The chemical reaction that produces hydrogen peroxide continues even after you take the honey out of its packaging, which makes honey a valuable addition to your medicine cabinet even if you don’t get into any knife fights. It’s also worth noting that honey can be used topically for all sorts of ailments (chapped lips, acne, minor burns), and that’s because it can draw moisture to your skin and help protect against dehydration. If you want to use it internally as well, be sure to use raw honey it contains more enzymes and nutrients than regular processed honey
Of all the things you can put in your body, honey is one of the most unique. For starters, it’s the only food that’s made by bees. It’s true that there are other foods that come from animals (milk, cheese, eggs), but none of them have to be made by an insect. In fact, honey is the only food that’s made by an insect.
Honey has been used for thousands of years as a natural sweetener and an ingredient in cooking and baking. Its flavor is derived from its source flowers which give it an almost infinite variety of tastes, depending on what flowers the bees are harvesting pollen from at any given time. It can be used in tea or coffee to sweeten it without adding refined sugar into the mix.

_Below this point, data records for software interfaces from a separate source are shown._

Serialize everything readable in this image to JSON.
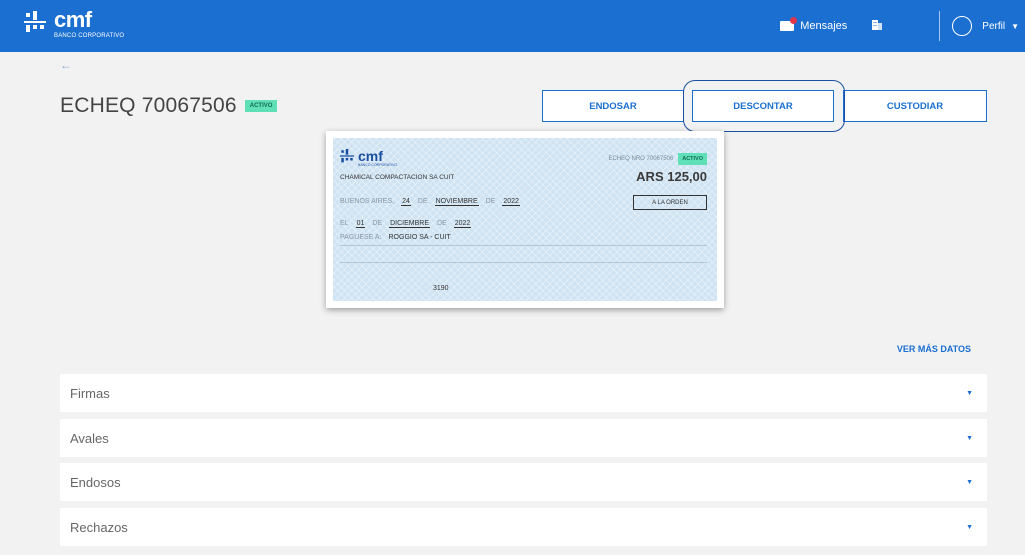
{
  "header": {
    "brand": "cmf",
    "brand_sub": "BANCO CORPORATIVO",
    "messages_label": "Mensajes",
    "profile_label": "Perfil",
    "colors": {
      "primary": "#1a6fd1",
      "badge": "#5fe0b6",
      "notification": "#e0364c"
    }
  },
  "page": {
    "back_icon": "arrow-left-icon",
    "title": "ECHEQ 70067506",
    "status": "ACTIVO"
  },
  "actions": {
    "endosar": "ENDOSAR",
    "descontar": "DESCONTAR",
    "custodiar": "CUSTODIAR"
  },
  "cheque": {
    "brand": "cmf",
    "brand_sub": "BANCO CORPORATIVO",
    "number_label": "ECHEQ NRO 70067506",
    "status": "ACTIVO",
    "company": "CHAMICAL COMPACTACION SA CUIT",
    "amount": "ARS 125,00",
    "place": "BUENOS AIRES,",
    "day": "24",
    "de1": "DE",
    "month": "NOVIEMBRE",
    "de2": "DE",
    "year": "2022",
    "order_type": "A LA ORDEN",
    "el": "EL",
    "pay_day": "01",
    "de3": "DE",
    "pay_month": "DICIEMBRE",
    "de4": "DE",
    "pay_year": "2022",
    "payee_label": "PAGUESE A:",
    "payee": "ROGGIO SA - CUIT",
    "bottom_number": "3190"
  },
  "ver_mas": "VER MÁS DATOS",
  "sections": [
    {
      "label": "Firmas"
    },
    {
      "label": "Avales"
    },
    {
      "label": "Endosos"
    },
    {
      "label": "Rechazos"
    }
  ]
}
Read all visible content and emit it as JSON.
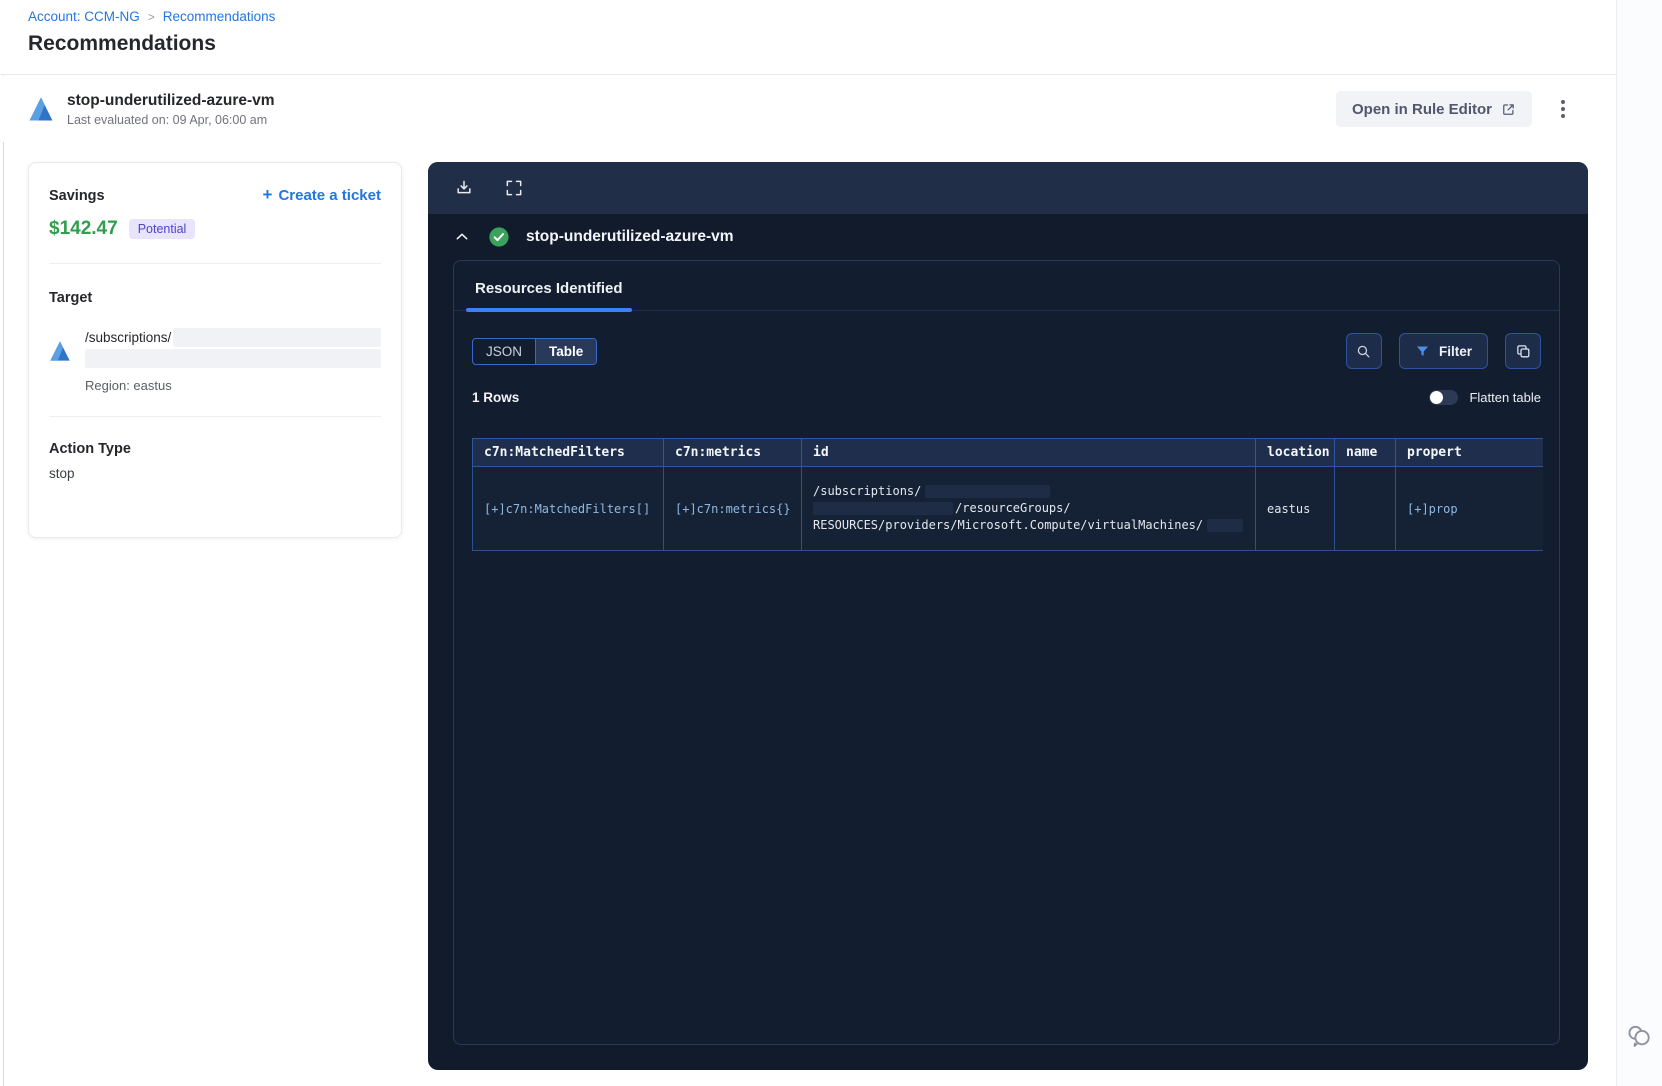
{
  "breadcrumb": {
    "account_link": "Account: CCM-NG",
    "separator": ">",
    "current_link": "Recommendations"
  },
  "page_title": "Recommendations",
  "rule_header": {
    "title": "stop-underutilized-azure-vm",
    "subtitle": "Last evaluated on: 09 Apr, 06:00 am",
    "open_button": "Open in Rule Editor"
  },
  "savings_card": {
    "savings_label": "Savings",
    "amount": "$142.47",
    "badge": "Potential",
    "plus": "+",
    "create_ticket_label": "Create a ticket",
    "target_label": "Target",
    "target_path": "/subscriptions/",
    "region": "Region: eastus",
    "action_type_label": "Action Type",
    "action_type": "stop"
  },
  "panel": {
    "rule_title": "stop-underutilized-azure-vm",
    "tab_label": "Resources Identified",
    "segmented": {
      "json": "JSON",
      "table": "Table",
      "active": "Table"
    },
    "filter_button": "Filter",
    "rows_count": "1 Rows",
    "flatten_toggle_label": "Flatten table",
    "flatten_toggle_state": "off",
    "table": {
      "columns": [
        "c7n:MatchedFilters",
        "c7n:metrics",
        "id",
        "location",
        "name",
        "propert"
      ],
      "row": {
        "matched_filters": "[+]c7n:MatchedFilters[]",
        "metrics": "[+]c7n:metrics{}",
        "id_line_1": "/subscriptions/",
        "id_line_2": "/resourceGroups/",
        "id_line_3": "RESOURCES/providers/Microsoft.Compute/virtualMachines/",
        "location": "eastus",
        "name": "",
        "properties": "[+]prop"
      }
    }
  },
  "icons": {
    "azure": "azure-logo",
    "breadcrumb_separator": ">",
    "kebab": "vertical-dots",
    "external_link": "open-in-new",
    "download": "download-tray",
    "fullscreen": "expand-corners",
    "collapse": "chevron-up",
    "status": "check-circle",
    "search": "magnifier",
    "filter": "funnel",
    "copy": "copy-squares",
    "chat": "chat-bubbles"
  },
  "colors": {
    "accent_blue": "#2276e0",
    "savings_green": "#2f9e4f",
    "badge_bg": "#e7e4fb",
    "badge_text": "#4e44c8",
    "panel_bg": "#111b2c",
    "toolbar_bg": "#202e47",
    "table_border": "#2f56a3",
    "cell_link_blue": "#8fb9e3",
    "success_green": "#3aa25c",
    "tab_underline": "#3b82f6"
  }
}
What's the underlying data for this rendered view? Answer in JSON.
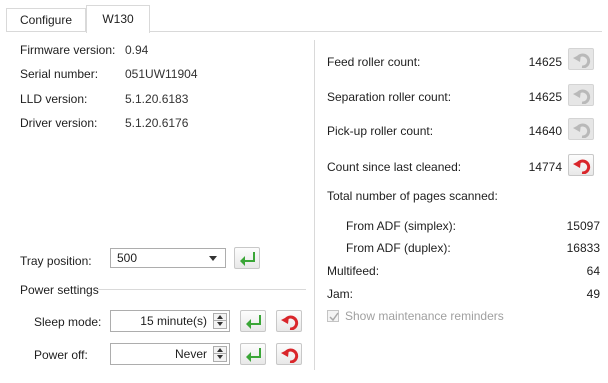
{
  "tabs": {
    "configure": "Configure",
    "device": "W130"
  },
  "info": {
    "firmware_label": "Firmware version:",
    "firmware_value": "0.94",
    "serial_label": "Serial number:",
    "serial_value": "051UW11904",
    "lld_label": "LLD version:",
    "lld_value": "5.1.20.6183",
    "driver_label": "Driver version:",
    "driver_value": "5.1.20.6176"
  },
  "tray": {
    "label": "Tray position:",
    "value": "500"
  },
  "power": {
    "group_label": "Power settings",
    "sleep_label": "Sleep mode:",
    "sleep_value": "15 minute(s)",
    "off_label": "Power off:",
    "off_value": "Never"
  },
  "counters": {
    "feed_label": "Feed roller count:",
    "feed_value": "14625",
    "separation_label": "Separation roller count:",
    "separation_value": "14625",
    "pickup_label": "Pick-up roller count:",
    "pickup_value": "14640",
    "cleaned_label": "Count since last cleaned:",
    "cleaned_value": "14774",
    "total_label": "Total number of pages scanned:",
    "adf_simplex_label": "From ADF (simplex):",
    "adf_simplex_value": "15097",
    "adf_duplex_label": "From ADF (duplex):",
    "adf_duplex_value": "16833",
    "multifeed_label": "Multifeed:",
    "multifeed_value": "64",
    "jam_label": "Jam:",
    "jam_value": "49",
    "reminders_label": "Show maintenance reminders"
  },
  "colors": {
    "apply_green": "#3aa637",
    "reset_red": "#d9262b",
    "disabled": "#a0a0a0"
  }
}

Honey has healing properties as well. Honey contains antioxidants, which are naturally occurring substances that protect against cell damage caused by free radicals. It also contains a natural antibiotic the same substance found in penicillin and has been shown to help combat seasonal allergies and coughs. Studies have even shown that eating honey can reduce stress levels. There’s always some new research being done about honey and its myriad health benefits so it would be impossible to name them all here,